23 May 2007

Freestyle Bouldering

Boulder heap

Directly behind the Valentine Family house is a heap of boulders beckoning to be explored. So, on a couple of occasions last week, I scrambled around and over and through the rocks to reach the top and enjoy the view.

Standing in the pass

Two of my nieces, Amy and Michelle, joined me one evening and showed me the most direct route through a natural cave formed by the rocks as they settled into position.

Through the gap

Michelle found a good spot for surveying the valley below.


Yep, I was really there. But this is all you get to see.

overhanging feet

The reward!


21 May 2007

Milking Dolly (or How to Get Goat Juice)

Yes, even vacation can be very educational.

Milking Dolly

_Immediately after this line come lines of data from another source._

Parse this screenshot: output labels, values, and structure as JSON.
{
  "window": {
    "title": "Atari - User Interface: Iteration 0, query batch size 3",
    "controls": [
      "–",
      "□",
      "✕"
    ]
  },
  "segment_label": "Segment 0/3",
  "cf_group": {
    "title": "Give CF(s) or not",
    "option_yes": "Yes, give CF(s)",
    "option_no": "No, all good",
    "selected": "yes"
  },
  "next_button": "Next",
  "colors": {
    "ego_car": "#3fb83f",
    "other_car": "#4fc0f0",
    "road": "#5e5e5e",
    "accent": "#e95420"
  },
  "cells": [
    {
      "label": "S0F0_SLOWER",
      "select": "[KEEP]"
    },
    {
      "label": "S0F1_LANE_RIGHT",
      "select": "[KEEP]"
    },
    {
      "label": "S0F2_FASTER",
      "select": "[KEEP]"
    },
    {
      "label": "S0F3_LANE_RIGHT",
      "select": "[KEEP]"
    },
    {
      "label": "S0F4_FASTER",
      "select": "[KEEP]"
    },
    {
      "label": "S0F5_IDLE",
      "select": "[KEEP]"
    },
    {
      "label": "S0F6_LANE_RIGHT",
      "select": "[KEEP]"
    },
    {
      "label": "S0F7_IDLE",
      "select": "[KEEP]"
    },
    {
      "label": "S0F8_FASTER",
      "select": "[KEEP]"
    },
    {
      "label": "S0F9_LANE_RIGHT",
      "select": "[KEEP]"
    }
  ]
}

But first, let's back up to the beginning of the process. Meet Bucky and Dolly, skilled jumpers and eager food consumers.

Dolly and Bucky

Twice a day, at 6:30 am and again 12 hours later, Dolly is lead from the corral to the milking station. Morning duty usually falls to mom, while Michelle takes over in the evening.

Out of the pen

The process starts with a nice udder rubdown -- to remove the dust that has collected throughout the day.

udder rubdown

The first spurts of milk are discarded onto the ground, again to clear the bacteria from the milk supply.

Empty bowl

Quite a bit of foam begins to form atop the fresh milk. The trick is to capture the milk in the teat by encircling it at the base with two fingers, and then squeezing downward with the remaining fingers to release the milk. A proficient milker can finish the task in about 3 minutes.

half full

If a goat is milked effectively and consistently, the milk production will increase. Dolly has been producing two quarts during each milking, providing the family with a full gallon each day for the past year.

jars in waiting

The paper towels filter out any impurities that may be in the milk.

full jars

Ah, the finished product!

two quarts

20 May 2007

Six Pic Saturday: A Hike in the Mojave

19 May 2007

We determined that a short hike in a nearby canyon was a good way to start the day before driving to the airport. Besides, who wouldn't go hiking in the Mojave Desert on the cusp of summer?

The Hiking Crew

The hiking crew slathered in sunscreen with walking sticks in hand: Sarah, Emily (in baby carrier), Juli, Alan, Gina, Lindsey, and Kari

Along the trail

A year ago, oldest daughter Christie had discovered a map indicating natural springs in the canyon. So, we went in search of signs of water...


This cluster of cottonwoods indicated that we were in the right spot. However, a very dry winter meant that no water was visible above ground.


It was the perfect spot to pause for a moment of rest. Sarah announced that it would make a fine camping spot. I had my doubts...

Back down the trail

The return trip was fast and easy since it was all downhill. Sarah and Lindsey led the group.

Abandoned ruins

We stoppped to explore the remaining ruins of homes long ago abandoned, probably due to the harsh conditions and lack of water in the area. Among the intricately contructed stairs and walls of rock was evidence that it has become a popular spot for paintball enthusiasts.